Return every entry in the listing word for word.

Content starts

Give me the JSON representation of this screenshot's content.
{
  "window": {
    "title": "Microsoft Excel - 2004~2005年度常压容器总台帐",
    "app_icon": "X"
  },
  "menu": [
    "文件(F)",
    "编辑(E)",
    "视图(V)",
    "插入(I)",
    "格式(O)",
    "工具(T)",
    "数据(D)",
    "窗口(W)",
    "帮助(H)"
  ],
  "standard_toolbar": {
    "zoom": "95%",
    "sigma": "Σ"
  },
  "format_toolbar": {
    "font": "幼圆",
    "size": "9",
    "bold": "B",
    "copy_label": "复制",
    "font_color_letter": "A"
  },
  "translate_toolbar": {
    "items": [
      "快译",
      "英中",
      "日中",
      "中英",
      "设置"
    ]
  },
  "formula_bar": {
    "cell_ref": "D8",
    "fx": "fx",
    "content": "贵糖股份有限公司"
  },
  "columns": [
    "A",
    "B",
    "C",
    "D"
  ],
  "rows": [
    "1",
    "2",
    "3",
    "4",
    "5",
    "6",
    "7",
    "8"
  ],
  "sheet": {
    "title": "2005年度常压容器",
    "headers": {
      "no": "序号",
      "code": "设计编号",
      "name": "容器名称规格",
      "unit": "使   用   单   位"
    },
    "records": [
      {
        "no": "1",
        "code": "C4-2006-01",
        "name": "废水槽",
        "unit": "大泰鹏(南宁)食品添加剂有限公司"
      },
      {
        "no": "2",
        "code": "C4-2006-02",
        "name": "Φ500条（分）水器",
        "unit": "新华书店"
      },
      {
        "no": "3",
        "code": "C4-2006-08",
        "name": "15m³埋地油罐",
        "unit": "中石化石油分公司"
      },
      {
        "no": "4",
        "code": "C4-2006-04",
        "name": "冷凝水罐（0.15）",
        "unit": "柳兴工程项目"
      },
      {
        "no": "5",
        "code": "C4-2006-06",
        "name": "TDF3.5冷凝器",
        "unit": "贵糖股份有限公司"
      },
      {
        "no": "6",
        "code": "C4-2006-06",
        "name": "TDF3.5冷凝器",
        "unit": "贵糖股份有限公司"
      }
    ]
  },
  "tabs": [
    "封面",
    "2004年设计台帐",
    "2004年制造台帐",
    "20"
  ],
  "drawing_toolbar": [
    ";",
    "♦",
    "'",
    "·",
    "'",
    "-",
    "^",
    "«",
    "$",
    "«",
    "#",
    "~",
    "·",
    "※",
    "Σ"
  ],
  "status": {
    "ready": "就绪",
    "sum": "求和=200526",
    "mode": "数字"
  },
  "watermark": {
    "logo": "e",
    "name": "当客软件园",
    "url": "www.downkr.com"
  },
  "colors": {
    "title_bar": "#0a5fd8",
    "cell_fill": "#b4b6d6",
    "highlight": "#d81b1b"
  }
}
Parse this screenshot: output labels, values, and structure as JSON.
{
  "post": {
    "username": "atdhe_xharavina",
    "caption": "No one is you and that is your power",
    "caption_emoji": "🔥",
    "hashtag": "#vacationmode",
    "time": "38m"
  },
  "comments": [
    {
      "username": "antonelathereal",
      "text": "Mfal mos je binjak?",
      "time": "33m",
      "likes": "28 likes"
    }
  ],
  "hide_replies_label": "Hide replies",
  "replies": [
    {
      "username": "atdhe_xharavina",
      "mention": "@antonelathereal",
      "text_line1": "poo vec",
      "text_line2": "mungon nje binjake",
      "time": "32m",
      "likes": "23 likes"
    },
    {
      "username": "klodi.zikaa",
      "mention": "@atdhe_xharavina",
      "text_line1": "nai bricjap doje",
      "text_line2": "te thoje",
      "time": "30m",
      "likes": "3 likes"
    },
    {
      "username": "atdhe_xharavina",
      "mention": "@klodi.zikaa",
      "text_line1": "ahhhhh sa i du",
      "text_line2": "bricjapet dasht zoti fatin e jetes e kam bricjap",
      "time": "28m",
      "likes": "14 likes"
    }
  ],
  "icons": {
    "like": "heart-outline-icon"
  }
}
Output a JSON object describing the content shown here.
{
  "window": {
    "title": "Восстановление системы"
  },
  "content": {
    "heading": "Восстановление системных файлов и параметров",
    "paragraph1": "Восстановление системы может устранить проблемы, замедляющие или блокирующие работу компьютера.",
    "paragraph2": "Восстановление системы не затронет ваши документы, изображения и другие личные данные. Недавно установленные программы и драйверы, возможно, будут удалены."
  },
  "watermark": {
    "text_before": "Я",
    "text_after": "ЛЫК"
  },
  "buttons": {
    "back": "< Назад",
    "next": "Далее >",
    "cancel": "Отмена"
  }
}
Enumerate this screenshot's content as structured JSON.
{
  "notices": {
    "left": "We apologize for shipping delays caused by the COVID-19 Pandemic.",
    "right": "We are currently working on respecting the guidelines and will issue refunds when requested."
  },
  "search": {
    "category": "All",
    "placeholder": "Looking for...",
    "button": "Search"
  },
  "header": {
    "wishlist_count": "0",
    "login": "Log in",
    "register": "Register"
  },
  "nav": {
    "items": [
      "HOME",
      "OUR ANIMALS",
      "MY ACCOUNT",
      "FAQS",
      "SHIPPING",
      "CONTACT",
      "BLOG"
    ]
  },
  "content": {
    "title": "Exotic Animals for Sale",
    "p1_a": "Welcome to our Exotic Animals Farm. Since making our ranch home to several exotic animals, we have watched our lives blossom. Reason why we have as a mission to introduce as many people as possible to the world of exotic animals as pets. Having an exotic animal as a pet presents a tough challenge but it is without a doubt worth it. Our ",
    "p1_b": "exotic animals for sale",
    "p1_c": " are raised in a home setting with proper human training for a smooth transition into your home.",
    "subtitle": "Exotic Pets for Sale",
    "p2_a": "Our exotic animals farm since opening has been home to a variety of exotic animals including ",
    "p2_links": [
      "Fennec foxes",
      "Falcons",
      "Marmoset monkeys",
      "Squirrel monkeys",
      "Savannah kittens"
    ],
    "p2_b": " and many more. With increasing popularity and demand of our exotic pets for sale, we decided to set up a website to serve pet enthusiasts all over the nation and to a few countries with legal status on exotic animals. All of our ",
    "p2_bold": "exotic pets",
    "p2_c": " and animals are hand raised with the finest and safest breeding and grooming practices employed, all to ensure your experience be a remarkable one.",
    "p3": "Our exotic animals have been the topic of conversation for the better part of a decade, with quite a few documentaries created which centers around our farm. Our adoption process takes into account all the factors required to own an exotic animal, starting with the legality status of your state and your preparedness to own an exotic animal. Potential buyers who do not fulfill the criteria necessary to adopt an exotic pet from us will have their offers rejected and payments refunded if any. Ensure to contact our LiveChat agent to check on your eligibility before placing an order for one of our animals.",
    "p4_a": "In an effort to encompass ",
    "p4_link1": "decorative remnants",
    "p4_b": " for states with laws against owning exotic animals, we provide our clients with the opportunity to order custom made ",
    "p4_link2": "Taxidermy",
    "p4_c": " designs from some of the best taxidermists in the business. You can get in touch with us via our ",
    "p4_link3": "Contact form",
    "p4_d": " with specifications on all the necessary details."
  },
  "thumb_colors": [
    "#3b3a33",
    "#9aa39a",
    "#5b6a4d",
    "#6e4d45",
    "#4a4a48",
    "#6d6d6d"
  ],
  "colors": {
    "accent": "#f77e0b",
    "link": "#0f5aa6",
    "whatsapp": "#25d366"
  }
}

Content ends

Written solution
Give me the JSON representation of this screenshot's content.
{
  "window": {
    "title": "Microsoft Excel - 2004~2005年度常压容器总台帐",
    "app_icon": "X"
  },
  "menu": [
    "文件(F)",
    "编辑(E)",
    "视图(V)",
    "插入(I)",
    "格式(O)",
    "工具(T)",
    "数据(D)",
    "窗口(W)",
    "帮助(H)"
  ],
  "standard_toolbar": {
    "zoom": "95%",
    "sigma": "Σ"
  },
  "format_toolbar": {
    "font": "幼圆",
    "size": "9",
    "bold": "B",
    "copy_label": "复制",
    "font_color_letter": "A"
  },
  "translate_toolbar": {
    "items": [
      "快译",
      "英中",
      "日中",
      "中英",
      "设置"
    ]
  },
  "formula_bar": {
    "cell_ref": "D8",
    "fx": "fx",
    "content": "贵糖股份有限公司"
  },
  "columns": [
    "A",
    "B",
    "C",
    "D"
  ],
  "rows": [
    "1",
    "2",
    "3",
    "4",
    "5",
    "6",
    "7",
    "8"
  ],
  "sheet": {
    "title": "2005年度常压容器",
    "headers": {
      "no": "序号",
      "code": "设计编号",
      "name": "容器名称规格",
      "unit": "使   用   单   位"
    },
    "records": [
      {
        "no": "1",
        "code": "C4-2006-01",
        "name": "废水槽",
        "unit": "大泰鹏(南宁)食品添加剂有限公司"
      },
      {
        "no": "2",
        "code": "C4-2006-02",
        "name": "Φ500条（分）水器",
        "unit": "新华书店"
      },
      {
        "no": "3",
        "code": "C4-2006-08",
        "name": "15m³埋地油罐",
        "unit": "中石化石油分公司"
      },
      {
        "no": "4",
        "code": "C4-2006-04",
        "name": "冷凝水罐（0.15）",
        "unit": "柳兴工程项目"
      },
      {
        "no": "5",
        "code": "C4-2006-06",
        "name": "TDF3.5冷凝器",
        "unit": "贵糖股份有限公司"
      },
      {
        "no": "6",
        "code": "C4-2006-06",
        "name": "TDF3.5冷凝器",
        "unit": "贵糖股份有限公司"
      }
    ]
  },
  "tabs": [
    "封面",
    "2004年设计台帐",
    "2004年制造台帐",
    "20"
  ],
  "drawing_toolbar": [
    ";",
    "♦",
    "'",
    "·",
    "'",
    "-",
    "^",
    "«",
    "$",
    "«",
    "#",
    "~",
    "·",
    "※",
    "Σ"
  ],
  "status": {
    "ready": "就绪",
    "sum": "求和=200526",
    "mode": "数字"
  },
  "watermark": {
    "logo": "e",
    "name": "当客软件园",
    "url": "www.downkr.com"
  },
  "colors": {
    "title_bar": "#0a5fd8",
    "cell_fill": "#b4b6d6",
    "highlight": "#d81b1b"
  }
}
Parse this screenshot: output labels, values, and structure as JSON.
{
  "post": {
    "username": "atdhe_xharavina",
    "caption": "No one is you and that is your power",
    "caption_emoji": "🔥",
    "hashtag": "#vacationmode",
    "time": "38m"
  },
  "comments": [
    {
      "username": "antonelathereal",
      "text": "Mfal mos je binjak?",
      "time": "33m",
      "likes": "28 likes"
    }
  ],
  "hide_replies_label": "Hide replies",
  "replies": [
    {
      "username": "atdhe_xharavina",
      "mention": "@antonelathereal",
      "text_line1": "poo vec",
      "text_line2": "mungon nje binjake",
      "time": "32m",
      "likes": "23 likes"
    },
    {
      "username": "klodi.zikaa",
      "mention": "@atdhe_xharavina",
      "text_line1": "nai bricjap doje",
      "text_line2": "te thoje",
      "time": "30m",
      "likes": "3 likes"
    },
    {
      "username": "atdhe_xharavina",
      "mention": "@klodi.zikaa",
      "text_line1": "ahhhhh sa i du",
      "text_line2": "bricjapet dasht zoti fatin e jetes e kam bricjap",
      "time": "28m",
      "likes": "14 likes"
    }
  ],
  "icons": {
    "like": "heart-outline-icon"
  }
}
Output a JSON object describing the content shown here.
{
  "window": {
    "title": "Восстановление системы"
  },
  "content": {
    "heading": "Восстановление системных файлов и параметров",
    "paragraph1": "Восстановление системы может устранить проблемы, замедляющие или блокирующие работу компьютера.",
    "paragraph2": "Восстановление системы не затронет ваши документы, изображения и другие личные данные. Недавно установленные программы и драйверы, возможно, будут удалены."
  },
  "watermark": {
    "text_before": "Я",
    "text_after": "ЛЫК"
  },
  "buttons": {
    "back": "< Назад",
    "next": "Далее >",
    "cancel": "Отмена"
  }
}
Enumerate this screenshot's content as structured JSON.
{
  "notices": {
    "left": "We apologize for shipping delays caused by the COVID-19 Pandemic.",
    "right": "We are currently working on respecting the guidelines and will issue refunds when requested."
  },
  "search": {
    "category": "All",
    "placeholder": "Looking for...",
    "button": "Search"
  },
  "header": {
    "wishlist_count": "0",
    "login": "Log in",
    "register": "Register"
  },
  "nav": {
    "items": [
      "HOME",
      "OUR ANIMALS",
      "MY ACCOUNT",
      "FAQS",
      "SHIPPING",
      "CONTACT",
      "BLOG"
    ]
  },
  "content": {
    "title": "Exotic Animals for Sale",
    "p1_a": "Welcome to our Exotic Animals Farm. Since making our ranch home to several exotic animals, we have watched our lives blossom. Reason why we have as a mission to introduce as many people as possible to the world of exotic animals as pets. Having an exotic animal as a pet presents a tough challenge but it is without a doubt worth it. Our ",
    "p1_b": "exotic animals for sale",
    "p1_c": " are raised in a home setting with proper human training for a smooth transition into your home.",
    "subtitle": "Exotic Pets for Sale",
    "p2_a": "Our exotic animals farm since opening has been home to a variety of exotic animals including ",
    "p2_links": [
      "Fennec foxes",
      "Falcons",
      "Marmoset monkeys",
      "Squirrel monkeys",
      "Savannah kittens"
    ],
    "p2_b": " and many more. With increasing popularity and demand of our exotic pets for sale, we decided to set up a website to serve pet enthusiasts all over the nation and to a few countries with legal status on exotic animals. All of our ",
    "p2_bold": "exotic pets",
    "p2_c": " and animals are hand raised with the finest and safest breeding and grooming practices employed, all to ensure your experience be a remarkable one.",
    "p3": "Our exotic animals have been the topic of conversation for the better part of a decade, with quite a few documentaries created which centers around our farm. Our adoption process takes into account all the factors required to own an exotic animal, starting with the legality status of your state and your preparedness to own an exotic animal. Potential buyers who do not fulfill the criteria necessary to adopt an exotic pet from us will have their offers rejected and payments refunded if any. Ensure to contact our LiveChat agent to check on your eligibility before placing an order for one of our animals.",
    "p4_a": "In an effort to encompass ",
    "p4_link1": "decorative remnants",
    "p4_b": " for states with laws against owning exotic animals, we provide our clients with the opportunity to order custom made ",
    "p4_link2": "Taxidermy",
    "p4_c": " designs from some of the best taxidermists in the business. You can get in touch with us via our ",
    "p4_link3": "Contact form",
    "p4_d": " with specifications on all the necessary details."
  },
  "thumb_colors": [
    "#3b3a33",
    "#9aa39a",
    "#5b6a4d",
    "#6e4d45",
    "#4a4a48",
    "#6d6d6d"
  ],
  "colors": {
    "accent": "#f77e0b",
    "link": "#0f5aa6",
    "whatsapp": "#25d366"
  }
}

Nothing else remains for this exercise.